If you have ever been a part of a personal injury legal case or you were recently injured at the fault of another person, then you may have heard the term negligence used once or twice. Negligence is defined as a failure to take proper care when doing something. While this definition is very broad, it can be specified to include wrongdoing.

Examples of Negligence

Any of the following cases might include negligence:

  • Another driver was driving under the influence and rear-ended you, damaging your vehicle and leaving you with an injury
  • Your property manager failed to maintain the condition of the house you live in and you were injured
  • Your medical professional ignored your allergy list and prescribed you a medication that you are allergic to
  • A truck driver failed to maintain the condition of their truck which caused a truck accident that left you with an injury

In each of these examples, another person was liable for your injury. A personal injury case can help you collect the compensation that you need to move past the injury.

Four Important Elements of Personal Injury

Negligence is often a part of a personal injury case. In addition to negligence, a personal injury case must also include the following four important elements:

Duty of Care

In order for a person to be liable for your damages, they must have owed you a legal duty of care. This is an expectation that they will take the appropriate actions to avoid harming you or anyone else. When you choose to drive a vehicle, you owe a legal duty of care to the other drivers on the road. A medical provider has a legal duty of care to each one of their patients.

Breach of Duty

In order for the person to be liable, they much have breached that duty of care in one way or another. While most causes of personal injury are in the form of negligence, injury can also be intentional. When building a personal injury case, it is important that we collect the evidence that identifies the breach of duty.

Causation

It is not enough to identify a duty of care and a breach of that duty. We must also connect the liable person as being the cause of the accident or injury. The negligent action must have been the direct cause. A driver who is negligent will be the cause if an accident occurs. A medical provider who fails to follow hospital guidelines will be the cause if medical malpractice occurs.

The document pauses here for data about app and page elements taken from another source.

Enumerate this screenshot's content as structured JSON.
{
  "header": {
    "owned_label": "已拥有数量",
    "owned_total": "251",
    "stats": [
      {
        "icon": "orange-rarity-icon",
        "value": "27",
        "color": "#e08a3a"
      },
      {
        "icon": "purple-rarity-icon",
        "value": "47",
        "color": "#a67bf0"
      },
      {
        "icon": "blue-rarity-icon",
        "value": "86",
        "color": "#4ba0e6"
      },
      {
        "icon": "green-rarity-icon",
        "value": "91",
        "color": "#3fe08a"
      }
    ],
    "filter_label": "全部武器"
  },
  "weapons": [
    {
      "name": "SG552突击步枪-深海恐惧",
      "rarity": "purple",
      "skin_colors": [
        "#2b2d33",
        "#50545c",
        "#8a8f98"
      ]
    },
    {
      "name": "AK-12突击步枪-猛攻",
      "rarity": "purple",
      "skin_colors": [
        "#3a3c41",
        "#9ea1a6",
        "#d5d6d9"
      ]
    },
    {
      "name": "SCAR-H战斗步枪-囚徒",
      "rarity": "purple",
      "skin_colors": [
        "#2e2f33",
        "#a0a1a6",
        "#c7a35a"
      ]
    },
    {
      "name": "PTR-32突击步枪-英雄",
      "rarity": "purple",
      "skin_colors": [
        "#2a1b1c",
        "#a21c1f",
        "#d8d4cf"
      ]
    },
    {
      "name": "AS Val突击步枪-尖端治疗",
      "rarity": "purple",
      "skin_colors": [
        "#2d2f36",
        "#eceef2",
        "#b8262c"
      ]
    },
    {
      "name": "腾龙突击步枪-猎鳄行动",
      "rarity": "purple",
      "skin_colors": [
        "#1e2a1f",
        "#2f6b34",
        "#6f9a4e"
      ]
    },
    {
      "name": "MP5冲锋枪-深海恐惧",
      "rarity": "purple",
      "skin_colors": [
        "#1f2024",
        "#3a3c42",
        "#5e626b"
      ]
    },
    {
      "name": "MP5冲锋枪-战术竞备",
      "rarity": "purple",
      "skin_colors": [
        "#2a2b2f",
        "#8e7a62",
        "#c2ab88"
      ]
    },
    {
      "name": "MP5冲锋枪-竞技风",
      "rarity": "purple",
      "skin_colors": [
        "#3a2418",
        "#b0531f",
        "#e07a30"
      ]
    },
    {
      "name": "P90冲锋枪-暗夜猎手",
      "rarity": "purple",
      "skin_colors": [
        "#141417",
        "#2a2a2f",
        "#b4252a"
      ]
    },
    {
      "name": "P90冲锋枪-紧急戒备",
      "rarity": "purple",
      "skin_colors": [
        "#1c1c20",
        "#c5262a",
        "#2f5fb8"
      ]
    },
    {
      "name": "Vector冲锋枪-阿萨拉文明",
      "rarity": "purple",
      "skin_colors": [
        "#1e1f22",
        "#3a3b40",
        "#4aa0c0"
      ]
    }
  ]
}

Damages

In addition to identifying cause, we must also demonstrate that actual damages are present as a result of the negligence. Damages are the financial costs that occur because of the injury.

Damages in a personal injury case might include:

  • Medical costs
  • Lost wages/ diminished income
  • Loss of work benefits
  • Household costs
  • Property damage

It is also important to note that not all costs are economic. While you can calculate the exact amount of income that you lose or the cost to repair your vehicle, you cannot calculate things like pain and suffering or diminished earning value as easily. Your personal injury legal team can help you come up with an amount that fully covers your damages.

Contact an Edison Personal Injury Lawyer to Discuss Your Negligence Case in New Jersey

Did you or a loved one sustain serious injuries due to negligence in New Jersey? Don’t let the medical bills pile up while you wait for the negligent party or their insurance company to do the right thing. Right now, you need an aggressive personal injury attorney on your side, fighting to get you the compensation you need, want, and deserve. The skilled attorneys at Rudnick, Addonizio, Pappa & Casazza PC represent clients injured because of negligence FreeHold, Long Branch, New Brunswick, East Brunswick, and in and throughout New Jersey. Call (732) 264-4400 or fill out our online contact form to schedule a consultation about your case. We have an office conveniently located at 25 Village Court Highway, #35 Hazlet, NJ, 07730 as well as an office in East Brunswick.

The articles on this blog are for informative purposes only and are no substitute for legal advice or an attorney-client relationship. If you are seeking legal advice, please contact our law firm directly.